Examples of unlawful acts can include but are not limited to:

  • Paying wages in cash
  • Not paying overtime
  • Paying sub-minimum wages
  • Underreporting employees or income
  • Classifying employees as independent contractors (Misclassification of workers) 
  • Forcing employees to set up shell subcontracting entities
  • Running a part of their normal business activities 'off-the-books'
  • Not reporting the value of goods and services provided in exchange for other goods and services
  • Avoiding their tax and monetary obligations by not registering their business or obtaining the proper licenses and insurance policies
  • Tax evasion

Reasons businesses engage in illegal activities

It all goes back to money. When a business participates in the underground economy, it is saving money. For example, businesses that avoid paying for insurance, taxes, licenses, benefits, equipment, and safety conditions are acting unlawfully.

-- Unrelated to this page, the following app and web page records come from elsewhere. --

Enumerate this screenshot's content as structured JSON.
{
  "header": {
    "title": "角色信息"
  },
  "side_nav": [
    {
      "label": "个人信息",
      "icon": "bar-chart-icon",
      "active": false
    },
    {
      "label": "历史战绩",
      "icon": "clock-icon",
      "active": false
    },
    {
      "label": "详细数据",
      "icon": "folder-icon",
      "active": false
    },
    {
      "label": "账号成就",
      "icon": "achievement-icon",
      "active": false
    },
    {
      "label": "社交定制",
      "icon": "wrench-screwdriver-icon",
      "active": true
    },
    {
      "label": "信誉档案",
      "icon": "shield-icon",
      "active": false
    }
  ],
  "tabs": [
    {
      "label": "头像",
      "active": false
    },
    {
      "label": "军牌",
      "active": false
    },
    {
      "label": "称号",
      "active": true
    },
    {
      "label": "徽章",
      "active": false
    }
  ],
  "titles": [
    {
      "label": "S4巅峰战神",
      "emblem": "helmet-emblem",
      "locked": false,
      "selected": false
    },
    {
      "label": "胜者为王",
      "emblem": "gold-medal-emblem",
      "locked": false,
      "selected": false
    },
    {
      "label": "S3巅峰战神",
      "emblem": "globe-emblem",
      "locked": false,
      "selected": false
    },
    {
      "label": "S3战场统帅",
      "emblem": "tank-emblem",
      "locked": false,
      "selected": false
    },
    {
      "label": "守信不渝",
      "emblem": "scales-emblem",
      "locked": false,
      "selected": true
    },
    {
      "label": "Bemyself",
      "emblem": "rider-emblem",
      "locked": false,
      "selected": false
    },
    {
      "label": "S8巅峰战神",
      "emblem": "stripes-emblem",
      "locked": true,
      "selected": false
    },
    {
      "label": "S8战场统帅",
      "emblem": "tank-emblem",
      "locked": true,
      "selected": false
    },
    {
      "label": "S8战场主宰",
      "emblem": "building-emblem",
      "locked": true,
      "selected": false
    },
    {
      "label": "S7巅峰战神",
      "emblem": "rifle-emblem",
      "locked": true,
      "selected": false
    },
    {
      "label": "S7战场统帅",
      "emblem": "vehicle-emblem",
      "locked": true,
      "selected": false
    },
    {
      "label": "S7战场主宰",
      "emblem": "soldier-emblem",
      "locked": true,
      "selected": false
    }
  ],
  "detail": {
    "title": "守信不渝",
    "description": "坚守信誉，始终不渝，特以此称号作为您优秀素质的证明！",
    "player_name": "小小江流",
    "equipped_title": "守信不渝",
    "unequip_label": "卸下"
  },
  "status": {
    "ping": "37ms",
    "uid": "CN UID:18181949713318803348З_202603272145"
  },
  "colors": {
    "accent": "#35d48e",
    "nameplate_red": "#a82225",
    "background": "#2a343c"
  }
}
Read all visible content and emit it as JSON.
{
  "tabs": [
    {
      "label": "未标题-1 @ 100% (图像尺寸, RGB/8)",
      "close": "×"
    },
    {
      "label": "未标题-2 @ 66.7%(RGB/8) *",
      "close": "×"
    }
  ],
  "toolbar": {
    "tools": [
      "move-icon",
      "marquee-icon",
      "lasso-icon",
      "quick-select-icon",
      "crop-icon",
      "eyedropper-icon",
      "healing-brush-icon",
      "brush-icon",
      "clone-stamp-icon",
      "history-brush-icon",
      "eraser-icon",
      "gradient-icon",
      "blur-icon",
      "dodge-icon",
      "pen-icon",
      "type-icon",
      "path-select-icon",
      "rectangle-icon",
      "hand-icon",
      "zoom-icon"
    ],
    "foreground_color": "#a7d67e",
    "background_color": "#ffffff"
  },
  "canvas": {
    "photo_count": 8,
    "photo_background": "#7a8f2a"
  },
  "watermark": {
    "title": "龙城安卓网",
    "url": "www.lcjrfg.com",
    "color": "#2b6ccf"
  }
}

By doing so they gain an unfair pricing advantage over their competitors.

Unlawful businesses harm workers

Working for a business that doesn't follow labor, licensing, tax, and insurance laws can be harmful to employees. This could cause working conditions to be unsafe. Also, workers may not be paid minimum wage. The employer is unlikely to be paying into Social Security and Medicare, meaning a worker may not be eligible for those benefits. This is exploitation of workers. You can take actions against these employers. 

If you think your employer is avoiding these responsibilities, call the CUE tip line at: 877-96-LABOR (877-965-2267). All CUE tips are anonymous.

Concerns for law-abiding businesses and employees

The underground economy harms everyone. Law-abiding  businesses, ratepayers, and taxpayers bankroll the costs of the businesses that cut corners on their legal obligations. Under-insured businesses can cause higher workers’ compensation insurance premiums for everyone. Businesses that don't pay unemployment insurance create liabilities and higher insurance premiums. Paying wages in cash allows businesses to avoid paying taxes. These taxes could be used to pay for repairs to roads and bridges, transportation services, education, and other local services.

Consumers may be contributing to the underground economy through their buying choices. Using an unlicensed or uninsured business or contractor to save money may cost you in the long run. Licensing ensures a higher level of skill and knowledge which protects the consumer. 

Employee misclassification

Employee misclassification happens when a company classifies a worker as an independent contractor when by law the worker is an employee. One of the differences between an employee versus an independent contractor is how these workers are paid. A “W-2 employee” is on an employer payroll, having payroll deductions and tax contributions made on his/her behalf by the employer, where an independent contractor handles his/her own tax contributions.

Independent contractors

Independent contractors serve a vital role to many business operations. Often a company will look to use independent contractors when a short-term project arises that requires specialized skills or knowledge. Other companies rely on independent contractors as part of their business model to provide services such as consulting and training. The use of these services can save a company a great deal in reduced taxes and insurance costs.

In July of 2004, Massachusetts passed the Independent Contractor Law [Chapter 193 of the Acts of 2004]. This narrowed the standard for determining independent contractor status. The Massachusetts law created a presumption that a work arrangement is an employer-employee relationship unless the party receiving the services can overcome three legal presumptions of employment:

  • The worker must be free from the presumed employer's control and direction in performing the service, both under a contract and in course of business
  • The service provided by the worker must be outside the employer's usual course of business
  • The worker must engaged in an independent service performed

For more information about independent contractors, please see MGL c. 149, section 148B.